Phillips's supervisor at Berkeley was J. Robert Oppenheimer, who would later become scientific head of the Allied atomic bomb effort, the Manhattan Project. Together they described the Oppenheimer-Phillips effect explaining the behavior of accelerated nuclei of radioactive hydrogen atoms in 1935.

Phillips took up her first teaching position at the Connecticut College for Women in 1937, moving on to Brooklyn College in 1938. While at the College she helped organize the founding of the Federation of American Scientists in 1945. During World War II she taught at the University of Minnesota, returning to Brooklyn College after the war. Highly regarded as a physics educator, she was fired from the College in 1952 when she refused to testify before the McCarran internal security subcommittee during the McCarthy era. Brooklyn College publicly apologized to Phillips in 1987.

While unemployed, Phillips wrote two textbooks, Principles of Physical Science (1957), with Francis Bonner, and Classical Electricity and Magnetism (1955), with Wolfgang Panofsky.

Phillips returned to teaching in 1957, when she became associate director of a teacher-training institute at Washington University in St. Louis. In 1962 she took up a position at the University of Chicago and under her guidance the university began teaching physical science courses to non-science majors. She retired from the University in 1972. After retiring in 1972, she worked as a visiting professor at the State University of New York at Stony Brook until 1975 and at the Graduate School of the University of Science and Technology of China, Chinese Academy of Science, in Beijing in 1980.

She was active in the American Association of Physics Teachers (AAPT) throughout her career. She was also an elected fellow of the American Physical Society and the American Association for the Advancement of Science.

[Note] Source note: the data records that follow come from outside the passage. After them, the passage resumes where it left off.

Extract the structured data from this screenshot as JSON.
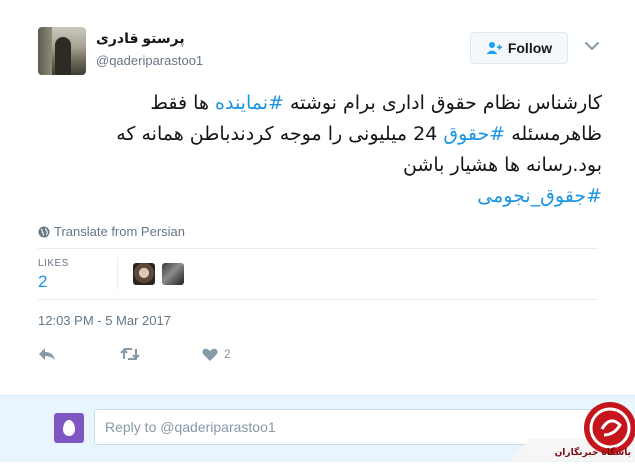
{
  "account": {
    "name": "پرستو قادری",
    "handle": "@qaderiparastoo1"
  },
  "follow_button": {
    "label": "Follow"
  },
  "tweet": {
    "line1_pre": "کارشناس نظام حقوق اداری برام نوشته ",
    "line1_hash": "#نماینده",
    "line1_post": " ها فقط",
    "line2_pre": "ظاهرمسئله ",
    "line2_hash": "#حقوق",
    "line2_post": " 24 میلیونی را موجه کردندباطن همانه که",
    "line3": "بود.رسانه ها هشیار باشن",
    "line4_hash": "#جقوق_نجومی"
  },
  "translate_label": "Translate from Persian",
  "likes": {
    "label": "LIKES",
    "count": "2"
  },
  "timestamp": "12:03 PM - 5 Mar 2017",
  "actions": {
    "like_count": "2"
  },
  "reply": {
    "placeholder": "Reply to @qaderiparastoo1"
  },
  "watermark": {
    "text": "باشگاه خبرنگاران"
  },
  "colors": {
    "link": "#1b95e0",
    "muted": "#657786",
    "reply_bg": "#e8f5fd",
    "watermark": "#c4161c"
  }
}
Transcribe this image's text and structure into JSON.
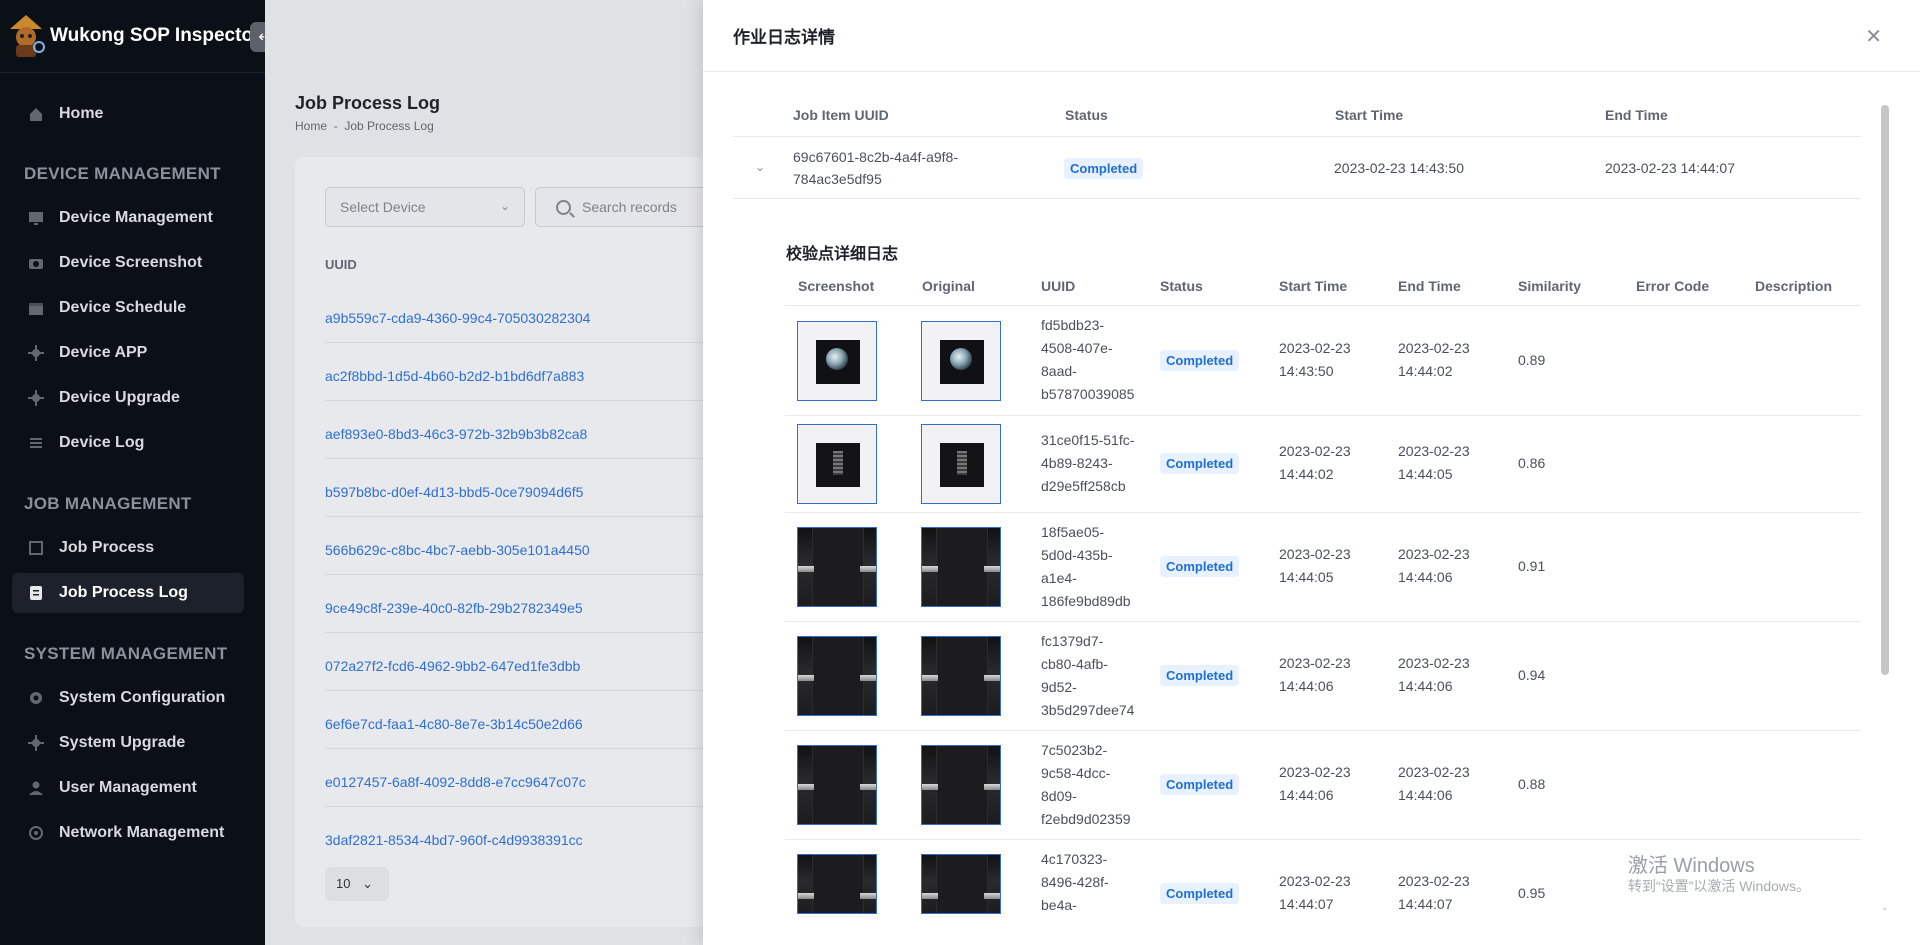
{
  "app": {
    "title": "Wukong SOP Inspector"
  },
  "sidebar": {
    "home": "Home",
    "sections": {
      "device": "DEVICE MANAGEMENT",
      "job": "JOB MANAGEMENT",
      "system": "SYSTEM MANAGEMENT"
    },
    "device_items": [
      "Device Management",
      "Device Screenshot",
      "Device Schedule",
      "Device APP",
      "Device Upgrade",
      "Device Log"
    ],
    "job_items": [
      "Job Process",
      "Job Process Log"
    ],
    "system_items": [
      "System Configuration",
      "System Upgrade",
      "User Management",
      "Network Management"
    ],
    "active_item": "Job Process Log"
  },
  "page": {
    "title": "Job Process Log",
    "breadcrumb": {
      "home": "Home",
      "sep": "-",
      "current": "Job Process Log"
    },
    "filters": {
      "device_placeholder": "Select Device",
      "search_placeholder": "Search records"
    },
    "column_uuid": "UUID",
    "uuids": [
      "a9b559c7-cda9-4360-99c4-705030282304",
      "ac2f8bbd-1d5d-4b60-b2d2-b1bd6df7a883",
      "aef893e0-8bd3-46c3-972b-32b9b3b82ca8",
      "b597b8bc-d0ef-4d13-bbd5-0ce79094d6f5",
      "566b629c-c8bc-4bc7-aebb-305e101a4450",
      "9ce49c8f-239e-40c0-82fb-29b2782349e5",
      "072a27f2-fcd6-4962-9bb2-647ed1fe3dbb",
      "6ef6e7cd-faa1-4c80-8e7e-3b14c50e2d66",
      "e0127457-6a8f-4092-8dd8-e7cc9647c07c",
      "3daf2821-8534-4bd7-960f-c4d9938391cc"
    ],
    "page_size": "10"
  },
  "drawer": {
    "title": "作业日志详情",
    "columns": {
      "job_item_uuid": "Job Item UUID",
      "status": "Status",
      "start": "Start Time",
      "end": "End Time"
    },
    "job": {
      "uuid_line1": "69c67601-8c2b-4a4f-a9f8-",
      "uuid_line2": "784ac3e5df95",
      "status": "Completed",
      "start": "2023-02-23 14:43:50",
      "end": "2023-02-23 14:44:07"
    },
    "detail_title": "校验点详细日志",
    "detail_columns": {
      "screenshot": "Screenshot",
      "original": "Original",
      "uuid": "UUID",
      "status": "Status",
      "start": "Start Time",
      "end": "End Time",
      "similarity": "Similarity",
      "error": "Error Code",
      "desc": "Description"
    },
    "rows": [
      {
        "uuid": [
          "fd5bdb23-",
          "4508-407e-",
          "8aad-",
          "b57870039085"
        ],
        "status": "Completed",
        "start": [
          "2023-02-23",
          "14:43:50"
        ],
        "end": [
          "2023-02-23",
          "14:44:02"
        ],
        "similarity": "0.89"
      },
      {
        "uuid": [
          "31ce0f15-51fc-",
          "4b89-8243-",
          "d29e5ff258cb"
        ],
        "status": "Completed",
        "start": [
          "2023-02-23",
          "14:44:02"
        ],
        "end": [
          "2023-02-23",
          "14:44:05"
        ],
        "similarity": "0.86"
      },
      {
        "uuid": [
          "18f5ae05-",
          "5d0d-435b-",
          "a1e4-",
          "186fe9bd89db"
        ],
        "status": "Completed",
        "start": [
          "2023-02-23",
          "14:44:05"
        ],
        "end": [
          "2023-02-23",
          "14:44:06"
        ],
        "similarity": "0.91"
      },
      {
        "uuid": [
          "fc1379d7-",
          "cb80-4afb-",
          "9d52-",
          "3b5d297dee74"
        ],
        "status": "Completed",
        "start": [
          "2023-02-23",
          "14:44:06"
        ],
        "end": [
          "2023-02-23",
          "14:44:06"
        ],
        "similarity": "0.94"
      },
      {
        "uuid": [
          "7c5023b2-",
          "9c58-4dcc-",
          "8d09-",
          "f2ebd9d02359"
        ],
        "status": "Completed",
        "start": [
          "2023-02-23",
          "14:44:06"
        ],
        "end": [
          "2023-02-23",
          "14:44:06"
        ],
        "similarity": "0.88"
      },
      {
        "uuid": [
          "4c170323-",
          "8496-428f-",
          "be4a-"
        ],
        "status": "Completed",
        "start": [
          "2023-02-23",
          "14:44:07"
        ],
        "end": [
          "2023-02-23",
          "14:44:07"
        ],
        "similarity": "0.95"
      }
    ]
  },
  "watermark": {
    "line1": "激活 Windows",
    "line2": "转到“设置”以激活 Windows。"
  },
  "icons": {
    "collapse": "arrow-left-icon",
    "close": "close-icon",
    "expand": "chevron-down-icon",
    "search": "search-icon"
  },
  "colors": {
    "accent": "#2f6fd1",
    "sidebar_bg": "#0b0f16",
    "badge_bg": "#e7f1ff"
  }
}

In 1981, the AAPT established the Melba Newell Phillips Medal, which is presented to AAPT leaders who have provided creative leadership and dedicated service that resulted in exceptional contributions to AAPT.[3]

Phillips died of coronary artery disease on November 8, 2004 in a nursing home in Petersburg, Indiana.

References[edit]

  1. ^ Louise S. Grinstein, Rose K. Rose, Miriam H. Rafailovich (1993). Women in Chemistry and Physics. Greenwood Press. ISBN 0313273820. 
  2. ^ Jill Marshall (2014). Women in Physics. American Association of Physics Teachers. p. 97. ISBN 9781931024204. 
  3. ^ "Melba Newell Phillips Medal" Retrieved 18 April 2016.

Publications[edit]

  • Principles of Physical Science. 1957. Addison-Wesley Publishing Co
  • On Teaching Physics: Reprints of American Journal of Physics Articles from the First Half Century of AAPT (50 Years). 1980. American Association of Physics Teachers ISBN 0-318-41540-2
  • Physics History from AAPT Journals. 1985. American Association of Physics Teachers ISBN 0-917853-14-8
  • History of Physics (Readings from Physics Today, No 2). 1985. AIP Press ISBN 0-88318-468-0
  • The Life and Times of Modern Physics: History of Physics II (Readings from Physics Today, No 5). 1993. AIP Press ISBN 0-88318-846-5
  • Classical Electricity and Magnetism, Second Edition. 2005. Dover Publications ISBN 0-486-43924-0

References[edit]

Further reading[edit]

External links[edit]